Rate your pain on a scale of one to ten. What about on a scale of spicy to citrus? Is it more like a lava lamp or a mosaic? Pain, though a universal element of human experience, is dimly understood and sometimes barely managed. Sonya Huber moves away from a linear narrative to step through the doorway into pain itself, into that strange, unbounded reality. Although the essays are personal in nature, this collection is not a record of the author’s specific condition but an exploration that transcends pain’s airless and constraining world and focuses on its edges from wild and widely ranging angles.
Huber addresses the nature and experience of invisible disability, including the challenges of gender bias in our health care system, the search for effective treatment options, and the difficulty of articulating chronic pain. She makes pain a lens of inquiry and lyricism, finds its humor and complexity, describes its irascible character, and explores its temperature, taste, and even its beauty.
I knew from the opening lines of the first essay, Pain Bows in Greeting, that I would like this collection.
Pain wants you to put in earplugs because sounds are grating. Pain has something urgent to tell you but forgets over and over again what it was.
Pain tells you to put your laptop in the refrigerator.
Pain runs into walls at forty-five-degree angels and ricochets back into the center of the room.
The essays range widely from the near poetry of the above to magazine-type explorations of what it means to live with pain. Some spin out metaphors.
Pain twists me like the ends of a Halls cough drop wrapper. A few cunning turns transform a flat square of wax paper into a neat home for a lozenge. If I do not unroll pain, I carry it.
All are fascinating. Huber tells us what it’s like to watch your body slowly decline, to mourn the healthy body you’ve left behind, to try and explain and quantify your pain in just the right way to doctors and specialists. You’re frustrated in reducing your pain to a number on a ten point scale. You underestimate it so you’re not labeled as a drug seeker. When yet another person suggests that doing yoga would help, you read “the implication: if you tried harder, you could fix it.”

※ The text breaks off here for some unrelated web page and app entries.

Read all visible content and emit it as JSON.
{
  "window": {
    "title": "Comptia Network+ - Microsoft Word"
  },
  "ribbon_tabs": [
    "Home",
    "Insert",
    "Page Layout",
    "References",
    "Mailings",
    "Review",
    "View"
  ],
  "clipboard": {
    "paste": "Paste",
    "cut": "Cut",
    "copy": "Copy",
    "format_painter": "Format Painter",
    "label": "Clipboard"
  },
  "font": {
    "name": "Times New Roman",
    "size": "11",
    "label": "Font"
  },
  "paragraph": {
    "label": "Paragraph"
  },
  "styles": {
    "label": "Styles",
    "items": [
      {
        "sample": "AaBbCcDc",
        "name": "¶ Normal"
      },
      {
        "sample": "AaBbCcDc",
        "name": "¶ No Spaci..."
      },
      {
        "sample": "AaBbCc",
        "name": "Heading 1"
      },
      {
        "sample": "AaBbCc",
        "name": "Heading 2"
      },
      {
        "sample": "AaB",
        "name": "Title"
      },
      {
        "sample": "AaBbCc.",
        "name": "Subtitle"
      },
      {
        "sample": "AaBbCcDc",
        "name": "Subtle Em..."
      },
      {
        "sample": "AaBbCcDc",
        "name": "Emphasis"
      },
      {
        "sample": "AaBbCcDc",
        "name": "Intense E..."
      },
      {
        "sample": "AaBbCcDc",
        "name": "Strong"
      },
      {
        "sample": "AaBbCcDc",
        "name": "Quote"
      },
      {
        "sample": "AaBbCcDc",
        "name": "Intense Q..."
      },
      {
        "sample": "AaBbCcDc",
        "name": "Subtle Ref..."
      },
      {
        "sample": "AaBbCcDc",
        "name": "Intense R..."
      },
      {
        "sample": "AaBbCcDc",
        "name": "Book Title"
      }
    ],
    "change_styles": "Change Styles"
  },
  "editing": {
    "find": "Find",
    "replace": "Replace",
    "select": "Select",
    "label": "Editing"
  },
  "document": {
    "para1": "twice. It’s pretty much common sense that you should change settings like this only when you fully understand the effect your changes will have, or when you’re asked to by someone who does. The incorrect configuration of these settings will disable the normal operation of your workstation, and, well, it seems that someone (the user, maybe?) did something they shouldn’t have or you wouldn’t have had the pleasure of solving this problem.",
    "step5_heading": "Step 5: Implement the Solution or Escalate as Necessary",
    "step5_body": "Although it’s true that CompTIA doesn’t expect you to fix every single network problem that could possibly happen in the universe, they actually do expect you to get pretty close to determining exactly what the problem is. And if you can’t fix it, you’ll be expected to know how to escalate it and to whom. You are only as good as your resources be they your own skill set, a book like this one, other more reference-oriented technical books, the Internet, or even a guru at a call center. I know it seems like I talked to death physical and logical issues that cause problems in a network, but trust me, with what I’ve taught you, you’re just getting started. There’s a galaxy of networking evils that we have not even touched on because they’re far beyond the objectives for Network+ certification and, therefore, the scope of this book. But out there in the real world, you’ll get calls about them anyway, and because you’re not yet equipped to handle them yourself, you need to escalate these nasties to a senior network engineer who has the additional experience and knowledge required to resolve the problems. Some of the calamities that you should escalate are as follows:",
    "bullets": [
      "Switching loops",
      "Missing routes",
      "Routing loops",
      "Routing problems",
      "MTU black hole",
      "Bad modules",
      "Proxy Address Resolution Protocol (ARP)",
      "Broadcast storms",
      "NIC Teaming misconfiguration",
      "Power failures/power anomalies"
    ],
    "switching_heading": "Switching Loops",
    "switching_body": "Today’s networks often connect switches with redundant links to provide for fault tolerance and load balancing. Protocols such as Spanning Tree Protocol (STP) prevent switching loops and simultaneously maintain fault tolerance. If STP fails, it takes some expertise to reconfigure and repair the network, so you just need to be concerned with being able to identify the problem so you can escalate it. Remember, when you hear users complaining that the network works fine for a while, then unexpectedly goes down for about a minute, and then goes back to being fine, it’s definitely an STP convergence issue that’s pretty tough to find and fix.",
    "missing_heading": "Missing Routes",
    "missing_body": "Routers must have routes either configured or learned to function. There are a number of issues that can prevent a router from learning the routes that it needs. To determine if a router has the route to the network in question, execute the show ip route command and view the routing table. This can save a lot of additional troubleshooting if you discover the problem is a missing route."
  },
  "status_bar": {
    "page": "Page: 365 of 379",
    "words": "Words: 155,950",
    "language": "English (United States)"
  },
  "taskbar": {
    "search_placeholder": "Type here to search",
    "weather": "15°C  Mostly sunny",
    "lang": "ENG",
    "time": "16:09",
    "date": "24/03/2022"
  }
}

It’s a window into life with pain that I’m grateful to have. As a medical interpreter I feel better armed to assist patients who are in chronic pain themselves. I also feel like I have the tools to be a better human. A theme that has come up in my reading this year is that when someone tells you their story, listen. Believe them. Huber gives you no other choice.
I like some essays more than others, but it’s still an easy recommend to anyone who works with or knows someone in chronic pain, or just wants a beautifully written peek into that world.
Thanks to University of Nebraska Press and NetGalley for providing a review copy.